A Journey of Passion: Spirit and Horror during the Christian Holy Season

We were gathered in front of our church for the Palm Sunday celebration, dressed in our best clothing, full of Sunday morning cheer, waiting for the priest to arrive and begin the service. It would begin outdoors, as it does at Roman Catholic churches, and many other Christian churches, around the world. I went to one of the tables where I could pick up a palm frond to wave aloft during the procession into the church. It was the beginning of the most sacred portion of the year, the climax of the Christian story.

Circumcision: Identity, Gender, and Power

Circumcision is seen as the central mitzvah (or commandment) of Judaism. Even for nonreligious Jews, circumcision continues to be perceived as the sine qua non of Jewish identity. And yet, unlike any other controversial topic that we Jews address, the subject of circumcision is not to be challenged. What I intend to do here is to show that cutting out a portion of a child’s genitalia is fundamentally about gender and power.

Luther’s Call to Resistance: “Not with Violence, but the Word”

Some remember Martin Luther as an inspiring resistance theologian. Others see him in a negative light due to his indefensible stance against the peasants in their revolt in the 1520s, which he entitled, “Against the Robbing and Murdering Hordes of Peasants,” and particularly due to the anti-Semitic rantings he published in his declining years. While not seeking to apologize for these unconscionable writings, I am nevertheless interested in discussing some of his insights that may resonate for progressive people of faith.

Are Americans Coming Out of the Fog?

“Life in Just Peace,” the joint statement on liberation theology reprinted in full within Ulrich Duchrow’s article “A European Revival of Liberation Theology” (Tikkun, Winter 2011), is quite commendable but, like other declarations made by religious leaders, it runs the risk of remaining “on high” instead of fueling the struggles of ordinary people. In the interest of broadening this discussion in Tikkun I’d like to offer a response.

A Wayward Eulogy

David Grossman tirelessly explores the idea of peacemaking between Israelis and Palestinians as a human, one-to-one discovery and dialogue. His fiction too wants to make repair. To The End of the Land, his remarkable 2010 novel, tells of a journey through a family’s past, a love affair between a woman and two men, and a literal hike across the country of Israel, shot through with peaceful homes and beribboned with war zones.

Blood Brothers

A work of taut and absorbing beauty, Christopher de Bellaigue’s “Rebel Land” documents the author’s exploration of the area known as eastern Turkey, where history is simultaneously elusive and oppressive, cloaked and hiding in plain sight. From the weather-beaten ruins of a church; to a slip of the tongue over drinks; or to a conversation where commission, at least of a conceptual sort, is betrayed by an important omission in one’s account of a massacre that occurred almost one hundred years ago–in places like these, history hangs in the air.

Radical Poets Set Jewishness Adrift

A review of Radical Poetics and Secular Jewish Culture: Don’t let the title dissuade you from reading this provocative book.
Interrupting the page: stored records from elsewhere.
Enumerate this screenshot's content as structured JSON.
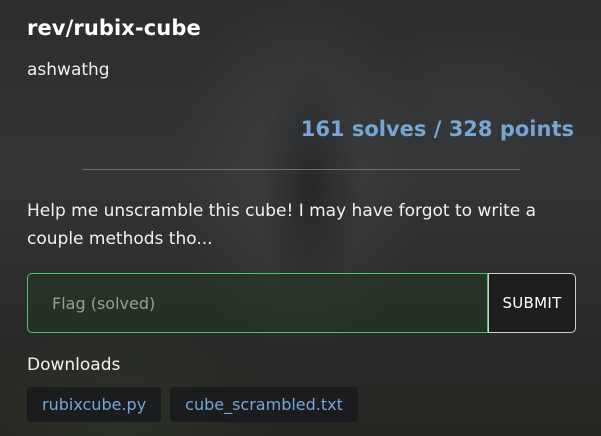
{
  "challenge": {
    "title": "rev/rubix-cube",
    "author": "ashwathg",
    "score": "161 solves / 328 points",
    "description": "Help me unscramble this cube! I may have forgot to write a couple methods tho..."
  },
  "flag_form": {
    "placeholder": "Flag (solved)",
    "value": "",
    "submit_label": "SUBMIT"
  },
  "downloads": {
    "label": "Downloads",
    "files": [
      {
        "name": "rubixcube.py"
      },
      {
        "name": "cube_scrambled.txt"
      }
    ]
  },
  "colors": {
    "accent": "#76a6d6",
    "input_border": "#4cc36a"
  }
}
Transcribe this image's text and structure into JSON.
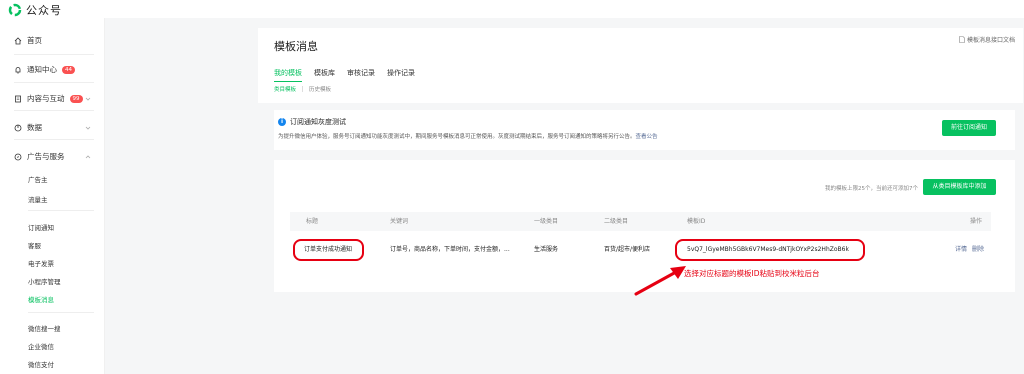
{
  "brand": {
    "name": "公众号",
    "accent": "#07c160"
  },
  "sidebar": {
    "home": "首页",
    "notifications": {
      "label": "通知中心",
      "badge": "44"
    },
    "content": {
      "label": "内容与互动",
      "badge": "99"
    },
    "data": "数据",
    "ads": "广告与服务",
    "ads_items": [
      "广告主",
      "流量主"
    ],
    "service_items": [
      "订阅通知",
      "客服",
      "电子发票",
      "小程序管理",
      "模板消息"
    ],
    "other_items": [
      "微信搜一搜",
      "企业微信",
      "微信支付"
    ]
  },
  "page": {
    "title": "模板消息",
    "doc_link": "模板消息接口文档",
    "tabs": [
      "我的模板",
      "模板库",
      "审核记录",
      "操作记录"
    ],
    "subtabs": [
      "类目模板",
      "历史模板"
    ]
  },
  "notice": {
    "title": "订阅通知灰度测试",
    "desc": "为提升微信用户体验，服务号订阅通知功能灰度测试中，期间服务号模板消息可正常使用。灰度测试期结束后，服务号订阅通知的策略将另行公告。",
    "link": "查看公告",
    "button": "前往订阅通知"
  },
  "templates": {
    "quota": "我的模板上限25个，当前还可添加7个",
    "add_button": "从类目模板库中添加",
    "columns": [
      "标题",
      "关键词",
      "一级类目",
      "二级类目",
      "模板ID",
      "操作"
    ],
    "rows": [
      {
        "title": "订单支付成功通知",
        "keywords": "订单号，商品名称，下单时间，支付金额，...",
        "cat1": "生活服务",
        "cat2": "百货/超市/便利店",
        "template_id": "5vQ7_lGyeMBh5GBk6V7Mes9-dNTjkOYxP2s2HhZoB6k",
        "actions": [
          "详情",
          "删除"
        ]
      }
    ]
  },
  "annotation": {
    "text": "选择对应标题的模板ID粘贴到校米粒后台",
    "color": "#e60012"
  }
}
The poets and thinkers represented here, many of them groundbreakers in American literature and thought, don’t know what it means either. That’s the point — to define these terms so as to answer a question that has not yet been posed in American poetry: what is radical Jewish poetry and how is it related to secular Jewish culture?


Carving Fresh Initials on the World Tree

Imagine the ancient artist, before the tribe has gathered, putting aside his charcoal crayon or horsehair brush, chewing lumps of an ochre-rich clay, and spitting it in bursts through a narrow reed, to create a fine mist of color capturing the silhouette of his hand against the wall. Was it a kind of signature?

The Evolutionary Roots of Morality

When most people think of evolution, the first thing that comes to mind is either survival of the fittest or selfish genes. Yet the psychologist and system theorist David Loye argues this is a misreading of the gist of evolutionary theory and the intent of that theory’s founder. Moreover, misreading Charles Darwin has severe social consequences: it fosters the belief that the worst side of humanity is bound to win.